Some Zoos Want To Do The Right Thing, But…
Zoos, at least the accredited ones, often try to provide good care for their animals. Ideally, this includes enrichment, to stimulate their charges both mentally and physically. Enrichment involves introducing novel and varied sensory stimuli in the form of objects, materials, or training practices. It should be planned carefully with thought to variety and interest on the part of the animals. Keepers should also record and assess the responses. Done well, enrichment practices can significantly improve the welfare of captive animals. Unfortunately, zoos don’t always meet these goals.
Researchers in this study sought insight into why zoos don’t always offer effective enrichment to their animals. They conducted semi-structured, in-depth interviews with 23 zookeepers in 12 accredited zoos in Australia, New Zealand, Europe, Southeast Asia, South Africa, and the U.S. The authors focused on keepers who worked with big cats such as tigers, lions, leopards, and cheetahs. This is because big cats are popular zoo animals, and they often display signs of negative welfare if they don’t receive enrichment in captivity.

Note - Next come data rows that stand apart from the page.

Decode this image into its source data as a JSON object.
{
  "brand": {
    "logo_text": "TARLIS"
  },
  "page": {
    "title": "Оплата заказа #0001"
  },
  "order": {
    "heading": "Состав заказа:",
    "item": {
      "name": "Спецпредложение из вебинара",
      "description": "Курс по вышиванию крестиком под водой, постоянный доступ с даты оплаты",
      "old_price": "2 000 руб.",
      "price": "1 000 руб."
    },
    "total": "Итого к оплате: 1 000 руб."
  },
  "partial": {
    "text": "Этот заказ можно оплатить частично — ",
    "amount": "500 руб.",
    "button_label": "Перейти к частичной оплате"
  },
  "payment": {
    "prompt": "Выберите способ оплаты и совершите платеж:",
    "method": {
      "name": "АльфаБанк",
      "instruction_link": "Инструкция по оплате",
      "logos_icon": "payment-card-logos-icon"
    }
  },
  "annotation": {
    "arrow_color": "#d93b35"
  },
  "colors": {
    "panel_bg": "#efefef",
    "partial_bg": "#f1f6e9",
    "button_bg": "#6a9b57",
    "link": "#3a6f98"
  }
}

Analysis of the interviews found perceived barriers and enablers to enrichment practices. The authors grouped these into five themes, described in the keepers’ own words.
Let’s Just Be Cautious
According to respondents, zoos are inherently risk-averse. Thus, enrichment practices tended to avoid both actual hazards (e.g., safety) and perceived hazards (e.g., negative publicity). Public perception was a key issue for the keepers, who considered the aesthetics of enrichment items for animals on display. For example, they avoided “unnatural” enrichment objects because they didn’t want a visitor complaining to management. And in some cases, considerations of public perception ranked as high as animal welfare and safety in decisions about enrichment.
Focus On The Physical
Zoos often prioritize the physical well-being of animals over their mental health. Thus, the keepers were more concerned with things like malnutrition than enrichment. In these cases, enrichment often occurred only when it was part of physical care, such as feeding in a way that encouraged natural exploration or hunting behavior. Some of the keepers expressed that they were more concerned with an animal’s physical needs because they wouldn’t be reprimanded for failing to provide enrichment. Others tended to approach enrichment in a reactive way, i.e. only when an animal started displaying abnormal behaviors. At best, enrichment was used to solve problems, not to make animals’ lives better.
Struggle To Understand The Goal
When zookeepers did provide enrichment, the goals weren’t always clear. This left keepers unsure as to why certain enrichment practices had been selected. For example, some keepers only selected enrichment based on what would look good to the public, or what would maintain their accreditation. Keepers didn’t always know what behavioral response to look for when enrichment was provided, and if no obvious response appeared, the enrichment was sometimes withdrawn. While some keepers expressed that enrichment was for the animals’ benefit, still others tried to use it as a visitor enhancement opportunity by offering enrichment shows to entertain viewers.
Can’t Always Provide What They Should
Keepers expressed that the enrichment demands for a wide variety of animals could be overwhelming. Thus, they often focused on efficiency rather than on welfare needs of each animal. Also, some animals, such as big cats, were viewed as destructive. Limited resources meant that these animals were less likely to get varied and effective enrichment. Keepers evaluated the tradeoff between resources invested and benefits gained, and in some cases, if they felt an enrichment practice was too resource-intensive, they might eliminate it.
Judging The Effectiveness Of Enrichment
Few policies and procedures exist to evaluate the effectiveness of enrichment practices. Indeed, subjective appraisals by keepers were often judged less valuable than more quantifiable measures. Zoo management sometimes offered assessment tools but rarely supplied keepers the training to allow them to use these tools effectively. And when keepers did have tools to record enrichment, the report often didn’t record the actual outcome, just that enrichment had been given.
Until the day when wild animals are no longer held in captivity for entertainment purposes, accredited zoos have a responsibility to give their animals the best lives possible. Meeting physical needs is part of it, but psychological needs are just as important. The results of this research suggest that even accredited zoos do not do this well. While some keepers admit to confusion surrounding the purpose and goals of enrichment, others continue to prioritize things like public perception over the mental well-being of the animals in their care.
Transparency by zoos about their practices could help the public to understand how zoos operate. It could also enable keepers to share information across institutions so they can learn from each other. Advocates can encourage this transparency. They can also help with public education efforts. When the public better understands zoo operations and keepers have networks they can reach out to, perhaps the lives of zoo animals may improve, at least a little.